**What this task involves**
Lines with "icon": please show every one of them from the listing below.

**Excerpted data**

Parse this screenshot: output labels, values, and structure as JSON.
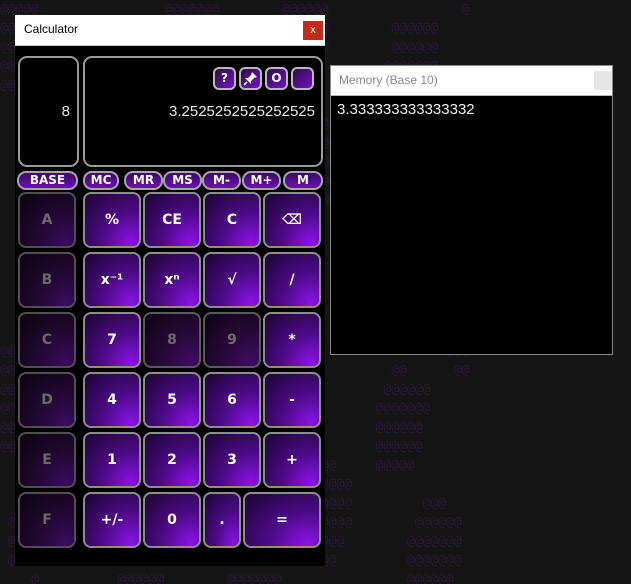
{
  "colors": {
    "accent": "#7a10c8",
    "close_red": "#c42b1c"
  },
  "calculator": {
    "title": "Calculator",
    "close_label": "x",
    "base_value": "8",
    "display_value": "3.2525252525252525",
    "tools": {
      "help": "?",
      "pin_icon": "pin-icon",
      "settings": "O",
      "toggle": ""
    },
    "memory_row": {
      "base": "BASE",
      "mc": "MC",
      "mr": "MR",
      "ms": "MS",
      "m_minus": "M-",
      "m_plus": "M+",
      "m": "M"
    },
    "keys": {
      "a": "A",
      "percent": "%",
      "ce": "CE",
      "c": "C",
      "backspace": "⌫",
      "b": "B",
      "inverse": "x⁻¹",
      "power": "xⁿ",
      "sqrt": "√",
      "divide": "/",
      "hex_c": "C",
      "seven": "7",
      "eight": "8",
      "nine": "9",
      "multiply": "*",
      "d": "D",
      "four": "4",
      "five": "5",
      "six": "6",
      "minus": "-",
      "e": "E",
      "one": "1",
      "two": "2",
      "three": "3",
      "plus": "+",
      "f": "F",
      "negate": "+/-",
      "zero": "0",
      "decimal": ".",
      "equals": "="
    }
  },
  "memory_window": {
    "title": "Memory (Base 10)",
    "value": "3.333333333333332"
  }
}
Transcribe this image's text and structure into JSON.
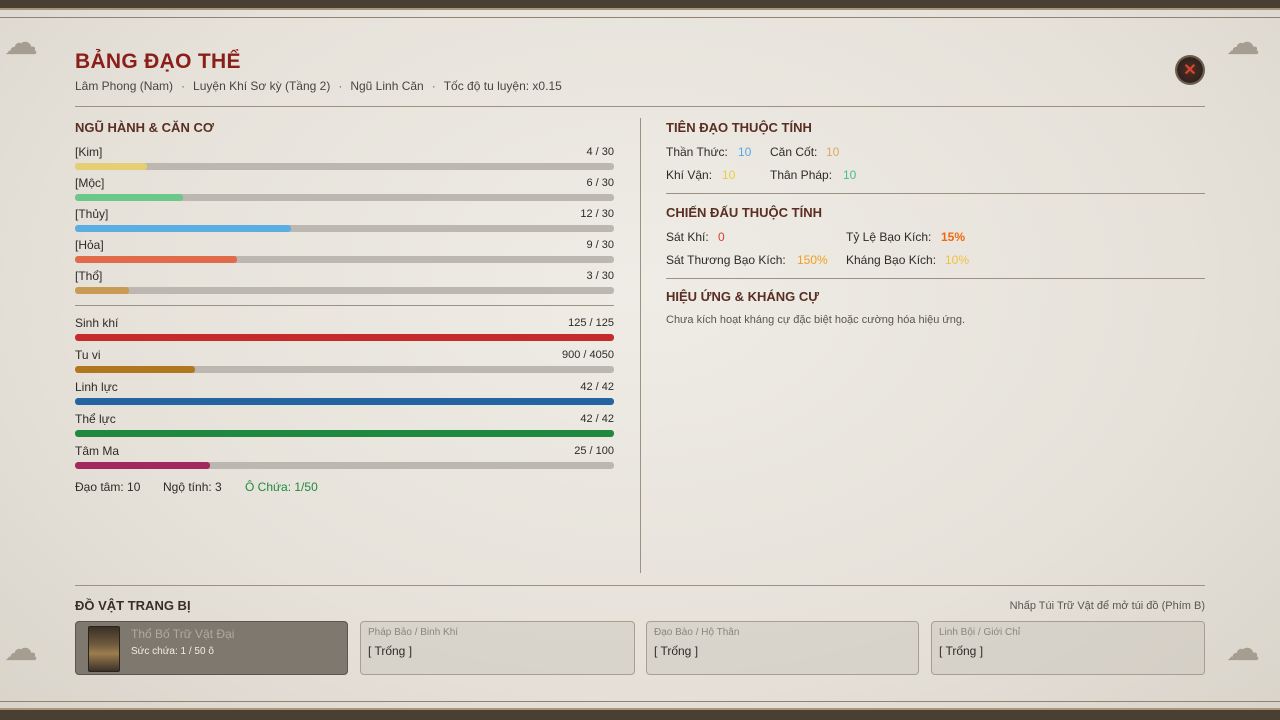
{
  "header": {
    "title": "BẢNG ĐẠO THỂ",
    "subtitle": [
      "Lâm Phong (Nam)",
      "Luyện Khí Sơ kỳ (Tầng 2)",
      "Ngũ Linh Căn",
      "Tốc độ tu luyện: x0.15"
    ]
  },
  "close_icon": "close-icon",
  "left": {
    "elements_title": "NGŨ HÀNH & CĂN CƠ",
    "elements": [
      {
        "label": "[Kim]",
        "value": "4 / 30",
        "ratio": 0.1333,
        "color": "#e6cf72"
      },
      {
        "label": "[Mộc]",
        "value": "6 / 30",
        "ratio": 0.2,
        "color": "#6cc78a"
      },
      {
        "label": "[Thủy]",
        "value": "12 / 30",
        "ratio": 0.4,
        "color": "#5aaee2"
      },
      {
        "label": "[Hỏa]",
        "value": "9 / 30",
        "ratio": 0.3,
        "color": "#e06a4a"
      },
      {
        "label": "[Thổ]",
        "value": "3 / 30",
        "ratio": 0.1,
        "color": "#c89a52"
      }
    ],
    "vitals": [
      {
        "label": "Sinh khí",
        "value": "125 / 125",
        "ratio": 1.0,
        "color": "#c62a2a"
      },
      {
        "label": "Tu vi",
        "value": "900 / 4050",
        "ratio": 0.2222,
        "color": "#b0771e"
      },
      {
        "label": "Linh lực",
        "value": "42 / 42",
        "ratio": 1.0,
        "color": "#2365a0"
      },
      {
        "label": "Thể lực",
        "value": "42 / 42",
        "ratio": 1.0,
        "color": "#1f8a3f"
      },
      {
        "label": "Tâm Ma",
        "value": "25 / 100",
        "ratio": 0.25,
        "color": "#a2295f"
      }
    ],
    "footer": {
      "dao_tam": "Đạo tâm: 10",
      "ngo_tinh": "Ngộ tính: 3",
      "o_chua": "Ô Chứa: 1/50"
    }
  },
  "right": {
    "tien_dao_title": "TIÊN ĐẠO THUỘC TÍNH",
    "tien_dao": [
      {
        "label": "Thần Thức:",
        "value": "10",
        "color": "#5aa6e6"
      },
      {
        "label": "Căn Cốt:",
        "value": "10",
        "color": "#e0a860"
      },
      {
        "label": "Khí Vận:",
        "value": "10",
        "color": "#e6cf40"
      },
      {
        "label": "Thân Pháp:",
        "value": "10",
        "color": "#48c08a"
      }
    ],
    "chien_dau_title": "CHIẾN ĐẤU THUỘC TÍNH",
    "chien_dau": [
      {
        "label": "Sát Khí:",
        "value": "0",
        "color": "#e23a2a"
      },
      {
        "label": "Tỷ Lệ Bạo Kích:",
        "value": "15%",
        "color": "#ee6a10"
      },
      {
        "label": "Sát Thương Bạo Kích:",
        "value": "150%",
        "color": "#f0a020"
      },
      {
        "label": "Kháng Bạo Kích:",
        "value": "10%",
        "color": "#f0c040"
      }
    ],
    "effects_title": "HIỆU ỨNG & KHÁNG CỰ",
    "effects_note": "Chưa kích hoạt kháng cự đặc biệt hoặc cường hóa hiệu ứng."
  },
  "equipment": {
    "title": "ĐỒ VẬT TRANG BỊ",
    "hint": "Nhấp Túi Trữ Vật để mở túi đồ (Phím B)",
    "bag": {
      "name": "Thổ Bố Trữ Vật Đại",
      "capacity": "Sức chứa: 1 / 50 ô"
    },
    "slots": [
      {
        "type": "Pháp Bảo / Binh Khí",
        "value": "[ Trống ]"
      },
      {
        "type": "Đạo Bào / Hộ Thân",
        "value": "[ Trống ]"
      },
      {
        "type": "Linh Bội / Giới Chỉ",
        "value": "[ Trống ]"
      }
    ]
  }
}
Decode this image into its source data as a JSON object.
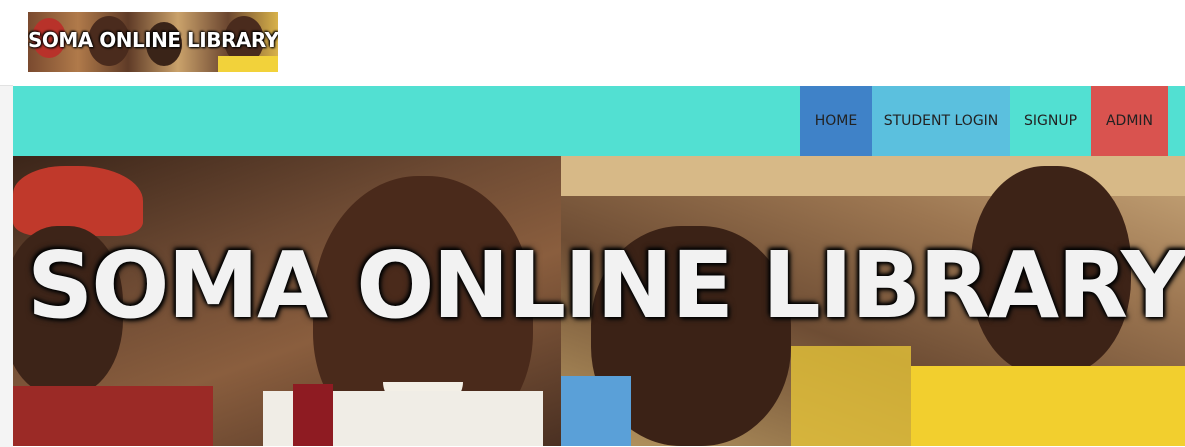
{
  "header": {
    "logo_text": "SOMA ONLINE LIBRARY"
  },
  "nav": {
    "items": [
      {
        "label": "HOME",
        "color": "#3f82c8"
      },
      {
        "label": "STUDENT LOGIN",
        "color": "#5bc0de"
      },
      {
        "label": "SIGNUP",
        "color": "#52e0d2"
      },
      {
        "label": "ADMIN",
        "color": "#d9534f"
      }
    ],
    "bar_color": "#52e0d2"
  },
  "hero": {
    "title": "SOMA ONLINE LIBRARY"
  }
}
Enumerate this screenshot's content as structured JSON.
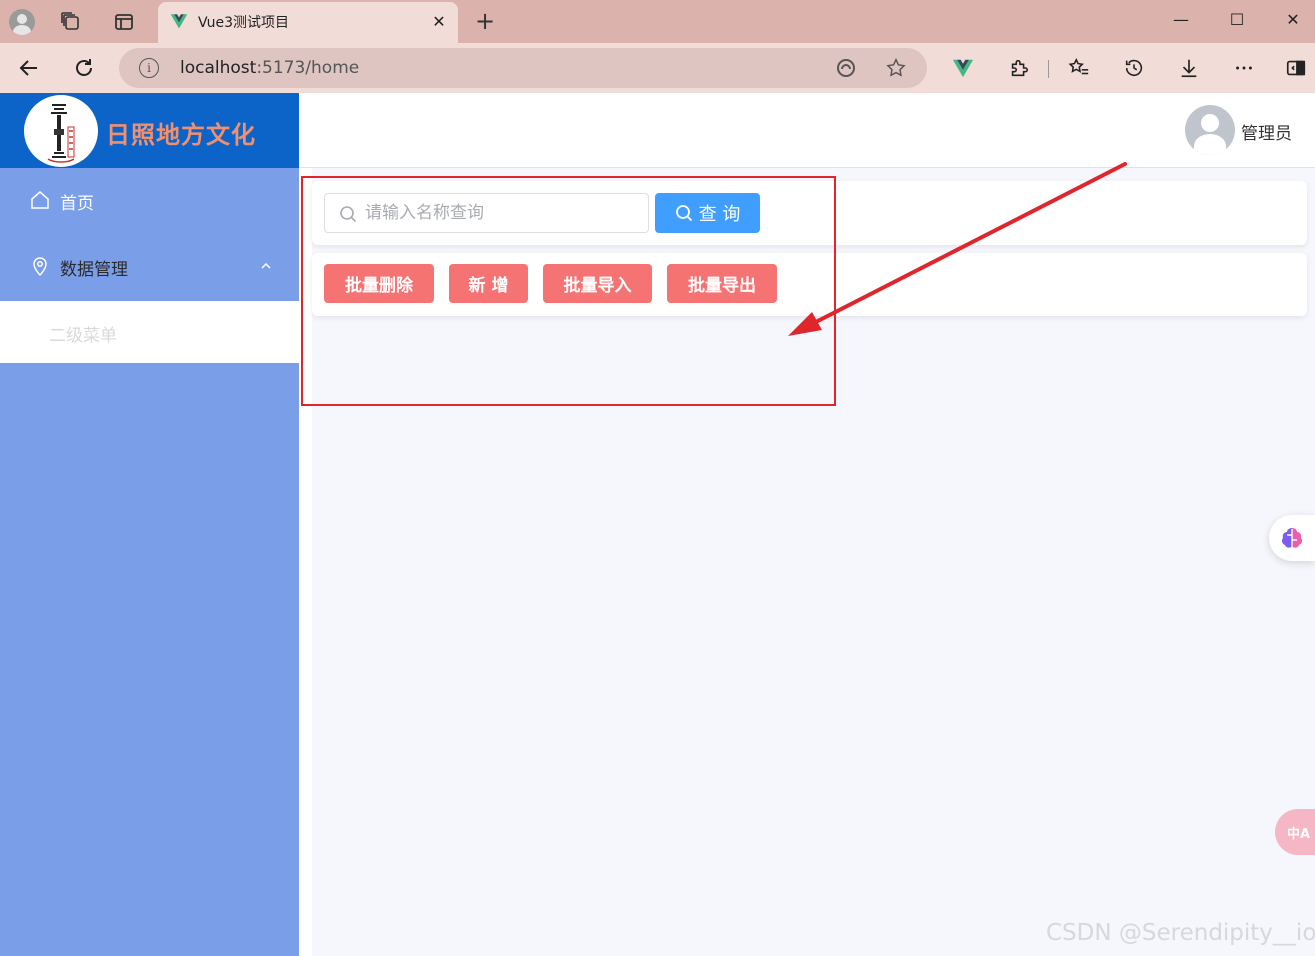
{
  "browser": {
    "tab": {
      "title": "Vue3测试项目",
      "close": "✕"
    },
    "new_tab": "+",
    "window": {
      "minimize": "—",
      "maximize": "☐",
      "close": "✕"
    },
    "address": {
      "host": "localhost",
      "port_path": ":5173/home",
      "info": "i"
    }
  },
  "sidebar": {
    "brand": "日照地方文化",
    "menu": [
      {
        "label": "首页",
        "icon": "home-icon"
      },
      {
        "label": "数据管理",
        "icon": "location-pin-icon",
        "expanded": true
      }
    ],
    "submenu": [
      {
        "label": "二级菜单"
      }
    ]
  },
  "header": {
    "user_name": "管理员"
  },
  "search": {
    "placeholder": "请输入名称查询",
    "value": "",
    "query_label": "查 询"
  },
  "actions": {
    "batch_delete": "批量删除",
    "add": "新 增",
    "batch_import": "批量导入",
    "batch_export": "批量导出"
  },
  "colors": {
    "brand_bg": "#0c63c8",
    "brand_text": "#f0906e",
    "sidebar_bg": "#7a9ee8",
    "primary": "#409eff",
    "danger": "#f56c6c",
    "annotation": "#e0262d"
  },
  "floating": {
    "translate": "中A"
  },
  "watermark": "CSDN @Serendipity__io"
}
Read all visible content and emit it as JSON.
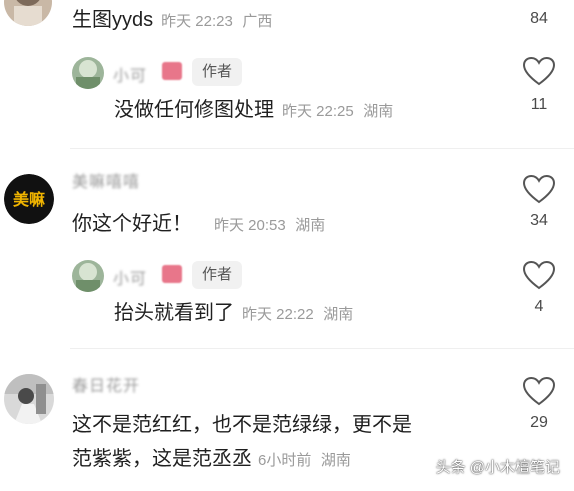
{
  "comments": [
    {
      "text": "生图yyds",
      "time": "昨天 22:23",
      "location": "广西",
      "likes": "84"
    },
    {
      "author_name": "小可",
      "badge": "作者",
      "text": "没做任何修图处理",
      "time": "昨天 22:25",
      "location": "湖南",
      "likes": "11"
    },
    {
      "author_name": "美嘛嘻嘻",
      "avatar_text": "美嘛",
      "text": "你这个好近！",
      "time": "昨天 20:53",
      "location": "湖南",
      "likes": "34"
    },
    {
      "author_name": "小可",
      "badge": "作者",
      "text": "抬头就看到了",
      "time": "昨天 22:22",
      "location": "湖南",
      "likes": "4"
    },
    {
      "author_name": "春日花开",
      "text_line1": "这不是范红红，也不是范绿绿，更不是",
      "text_line2": "范紫紫，这是范丞丞",
      "time": "6小时前",
      "location": "湖南",
      "likes": "29"
    }
  ],
  "watermark": "头条 @小木檀笔记",
  "colors": {
    "meta_gray": "#9a9a9a",
    "text_dark": "#1f1f1f",
    "badge_bg": "#f1f1f1",
    "avatar_black": "#111111",
    "avatar_gold": "#f0b400"
  }
}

**Written response**
      "pin_icon": "pin-icon",
  "close_icon": "close-icon",
        "icon": "home-icon"
        "icon": "location-pin-icon",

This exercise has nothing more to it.